▶ **Work to complete**
Where does "Downloads" appear in the data? Return each line that holds it.

▶ **Data listing**

* * * *

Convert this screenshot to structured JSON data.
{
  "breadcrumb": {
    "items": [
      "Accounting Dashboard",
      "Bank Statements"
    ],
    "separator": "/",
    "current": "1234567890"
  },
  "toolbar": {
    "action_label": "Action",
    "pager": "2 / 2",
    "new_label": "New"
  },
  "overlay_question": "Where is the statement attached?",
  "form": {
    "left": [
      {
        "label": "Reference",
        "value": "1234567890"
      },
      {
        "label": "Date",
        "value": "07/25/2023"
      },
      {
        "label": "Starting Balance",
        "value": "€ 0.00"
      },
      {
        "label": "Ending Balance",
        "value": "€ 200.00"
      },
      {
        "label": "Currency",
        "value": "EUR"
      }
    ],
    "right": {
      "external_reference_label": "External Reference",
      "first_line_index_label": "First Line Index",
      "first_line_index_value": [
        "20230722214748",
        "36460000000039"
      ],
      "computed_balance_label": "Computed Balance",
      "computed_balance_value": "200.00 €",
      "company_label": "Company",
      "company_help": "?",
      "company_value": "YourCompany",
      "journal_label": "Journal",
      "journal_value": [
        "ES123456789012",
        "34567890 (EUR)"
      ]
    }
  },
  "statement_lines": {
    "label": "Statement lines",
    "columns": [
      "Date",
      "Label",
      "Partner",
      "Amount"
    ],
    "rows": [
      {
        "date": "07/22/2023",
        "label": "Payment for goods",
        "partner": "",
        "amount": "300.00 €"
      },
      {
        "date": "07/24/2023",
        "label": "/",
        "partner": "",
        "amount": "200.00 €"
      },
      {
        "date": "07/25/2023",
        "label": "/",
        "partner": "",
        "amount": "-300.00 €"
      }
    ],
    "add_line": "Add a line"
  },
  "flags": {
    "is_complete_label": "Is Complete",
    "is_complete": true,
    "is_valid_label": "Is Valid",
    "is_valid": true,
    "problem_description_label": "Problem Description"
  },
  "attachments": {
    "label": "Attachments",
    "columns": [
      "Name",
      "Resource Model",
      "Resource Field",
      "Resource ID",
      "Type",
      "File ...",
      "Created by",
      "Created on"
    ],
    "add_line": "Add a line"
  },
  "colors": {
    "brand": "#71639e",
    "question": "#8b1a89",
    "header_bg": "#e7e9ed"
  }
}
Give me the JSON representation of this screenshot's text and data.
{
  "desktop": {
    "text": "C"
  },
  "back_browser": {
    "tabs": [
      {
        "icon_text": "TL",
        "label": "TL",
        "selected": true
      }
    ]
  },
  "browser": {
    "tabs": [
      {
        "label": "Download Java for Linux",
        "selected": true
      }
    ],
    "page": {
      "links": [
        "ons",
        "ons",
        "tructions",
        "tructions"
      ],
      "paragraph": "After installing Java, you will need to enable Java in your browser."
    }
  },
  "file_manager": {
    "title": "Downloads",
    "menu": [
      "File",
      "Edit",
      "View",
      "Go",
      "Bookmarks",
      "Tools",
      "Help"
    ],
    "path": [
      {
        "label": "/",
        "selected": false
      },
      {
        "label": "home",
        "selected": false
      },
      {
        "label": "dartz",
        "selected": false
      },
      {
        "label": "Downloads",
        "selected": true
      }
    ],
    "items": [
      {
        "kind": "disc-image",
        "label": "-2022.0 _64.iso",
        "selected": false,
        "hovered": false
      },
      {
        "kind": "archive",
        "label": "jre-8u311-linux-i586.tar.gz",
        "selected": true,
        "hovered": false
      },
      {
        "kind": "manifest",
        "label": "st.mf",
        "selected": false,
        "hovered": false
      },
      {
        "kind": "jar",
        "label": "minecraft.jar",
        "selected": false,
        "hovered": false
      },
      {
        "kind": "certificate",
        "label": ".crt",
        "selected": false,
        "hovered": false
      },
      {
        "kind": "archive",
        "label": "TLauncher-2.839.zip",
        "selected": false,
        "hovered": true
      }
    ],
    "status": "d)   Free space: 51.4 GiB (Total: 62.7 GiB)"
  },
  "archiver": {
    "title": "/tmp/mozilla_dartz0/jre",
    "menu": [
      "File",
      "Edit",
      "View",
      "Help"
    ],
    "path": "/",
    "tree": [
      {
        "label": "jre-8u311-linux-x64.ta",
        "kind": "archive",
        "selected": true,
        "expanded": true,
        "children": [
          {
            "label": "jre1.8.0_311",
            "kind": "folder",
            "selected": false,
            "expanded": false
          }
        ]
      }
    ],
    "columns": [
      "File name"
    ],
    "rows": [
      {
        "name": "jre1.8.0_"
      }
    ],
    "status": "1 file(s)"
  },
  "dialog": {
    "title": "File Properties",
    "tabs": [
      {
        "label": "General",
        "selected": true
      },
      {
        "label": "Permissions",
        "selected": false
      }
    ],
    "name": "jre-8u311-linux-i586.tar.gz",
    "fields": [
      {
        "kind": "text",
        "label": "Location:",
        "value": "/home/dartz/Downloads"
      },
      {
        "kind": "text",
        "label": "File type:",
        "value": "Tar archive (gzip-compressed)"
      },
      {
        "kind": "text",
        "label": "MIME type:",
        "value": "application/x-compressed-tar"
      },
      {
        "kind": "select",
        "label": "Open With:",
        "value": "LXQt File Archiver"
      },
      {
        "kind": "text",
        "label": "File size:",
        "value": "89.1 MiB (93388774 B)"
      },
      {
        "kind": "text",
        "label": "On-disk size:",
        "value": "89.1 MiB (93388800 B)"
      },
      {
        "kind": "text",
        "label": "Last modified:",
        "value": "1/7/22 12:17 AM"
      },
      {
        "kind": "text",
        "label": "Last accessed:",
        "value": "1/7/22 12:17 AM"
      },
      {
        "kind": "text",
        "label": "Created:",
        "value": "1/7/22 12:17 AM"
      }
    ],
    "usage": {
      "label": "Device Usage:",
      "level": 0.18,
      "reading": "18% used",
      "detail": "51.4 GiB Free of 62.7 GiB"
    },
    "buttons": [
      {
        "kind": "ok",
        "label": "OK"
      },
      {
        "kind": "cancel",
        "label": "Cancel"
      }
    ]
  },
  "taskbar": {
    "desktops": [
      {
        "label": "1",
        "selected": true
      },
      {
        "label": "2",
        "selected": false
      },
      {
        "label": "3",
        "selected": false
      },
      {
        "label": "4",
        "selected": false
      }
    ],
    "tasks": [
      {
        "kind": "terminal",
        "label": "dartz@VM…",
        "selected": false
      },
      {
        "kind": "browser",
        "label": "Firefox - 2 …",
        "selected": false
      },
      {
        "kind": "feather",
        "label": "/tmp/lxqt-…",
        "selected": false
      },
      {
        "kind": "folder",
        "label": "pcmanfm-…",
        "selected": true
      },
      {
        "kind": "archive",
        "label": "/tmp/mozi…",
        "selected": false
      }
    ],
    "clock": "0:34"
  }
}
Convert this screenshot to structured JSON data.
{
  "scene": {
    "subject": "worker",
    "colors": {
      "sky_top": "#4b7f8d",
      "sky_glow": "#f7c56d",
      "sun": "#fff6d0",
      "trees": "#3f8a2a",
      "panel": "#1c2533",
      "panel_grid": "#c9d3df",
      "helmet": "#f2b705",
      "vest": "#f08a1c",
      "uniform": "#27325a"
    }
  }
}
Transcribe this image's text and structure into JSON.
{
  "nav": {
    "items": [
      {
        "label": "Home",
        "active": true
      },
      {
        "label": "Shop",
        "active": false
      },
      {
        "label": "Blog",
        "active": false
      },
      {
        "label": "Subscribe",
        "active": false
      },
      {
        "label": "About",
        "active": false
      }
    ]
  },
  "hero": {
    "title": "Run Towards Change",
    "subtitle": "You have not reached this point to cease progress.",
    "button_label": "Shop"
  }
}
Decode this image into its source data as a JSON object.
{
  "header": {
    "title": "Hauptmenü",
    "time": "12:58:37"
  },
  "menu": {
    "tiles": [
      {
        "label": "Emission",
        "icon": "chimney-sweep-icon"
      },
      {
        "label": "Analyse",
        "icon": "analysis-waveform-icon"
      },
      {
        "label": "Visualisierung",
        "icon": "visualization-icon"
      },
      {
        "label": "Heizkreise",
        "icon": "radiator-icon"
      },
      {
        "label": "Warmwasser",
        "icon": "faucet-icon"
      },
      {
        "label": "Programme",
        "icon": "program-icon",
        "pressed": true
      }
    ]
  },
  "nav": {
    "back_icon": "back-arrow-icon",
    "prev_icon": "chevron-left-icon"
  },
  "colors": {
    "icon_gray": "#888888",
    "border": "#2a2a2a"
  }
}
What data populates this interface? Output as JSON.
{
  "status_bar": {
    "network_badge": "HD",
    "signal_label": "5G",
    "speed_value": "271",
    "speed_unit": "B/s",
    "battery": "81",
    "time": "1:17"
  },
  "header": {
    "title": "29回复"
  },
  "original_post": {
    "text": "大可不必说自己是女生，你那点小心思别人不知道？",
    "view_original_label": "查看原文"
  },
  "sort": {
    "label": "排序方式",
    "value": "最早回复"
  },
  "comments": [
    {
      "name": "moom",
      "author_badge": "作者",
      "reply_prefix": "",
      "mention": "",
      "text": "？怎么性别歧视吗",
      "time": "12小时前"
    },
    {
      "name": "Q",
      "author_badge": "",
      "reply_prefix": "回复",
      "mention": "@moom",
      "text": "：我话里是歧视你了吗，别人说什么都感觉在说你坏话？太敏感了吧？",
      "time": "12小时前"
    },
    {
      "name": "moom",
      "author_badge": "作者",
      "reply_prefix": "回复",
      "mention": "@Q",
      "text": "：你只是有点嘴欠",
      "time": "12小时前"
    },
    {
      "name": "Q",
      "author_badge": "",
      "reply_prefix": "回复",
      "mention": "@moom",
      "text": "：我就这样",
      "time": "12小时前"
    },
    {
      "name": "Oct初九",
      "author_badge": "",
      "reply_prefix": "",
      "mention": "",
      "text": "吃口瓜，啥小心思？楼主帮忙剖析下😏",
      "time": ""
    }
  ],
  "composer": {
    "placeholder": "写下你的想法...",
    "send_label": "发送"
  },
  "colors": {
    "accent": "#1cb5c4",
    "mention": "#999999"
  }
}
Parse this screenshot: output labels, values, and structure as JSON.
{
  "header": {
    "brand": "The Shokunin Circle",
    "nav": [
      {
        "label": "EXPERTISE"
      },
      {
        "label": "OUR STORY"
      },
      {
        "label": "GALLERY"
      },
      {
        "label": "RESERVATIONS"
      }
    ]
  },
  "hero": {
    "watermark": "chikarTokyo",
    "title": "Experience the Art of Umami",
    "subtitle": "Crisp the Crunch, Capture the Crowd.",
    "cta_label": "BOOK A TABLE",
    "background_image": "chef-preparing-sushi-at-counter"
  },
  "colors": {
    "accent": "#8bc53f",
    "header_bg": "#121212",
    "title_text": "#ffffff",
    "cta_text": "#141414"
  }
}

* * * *

▶ **Output below**
    "title": "Downloads",
        "label": "Downloads",
        "value": "/home/dartz/Downloads"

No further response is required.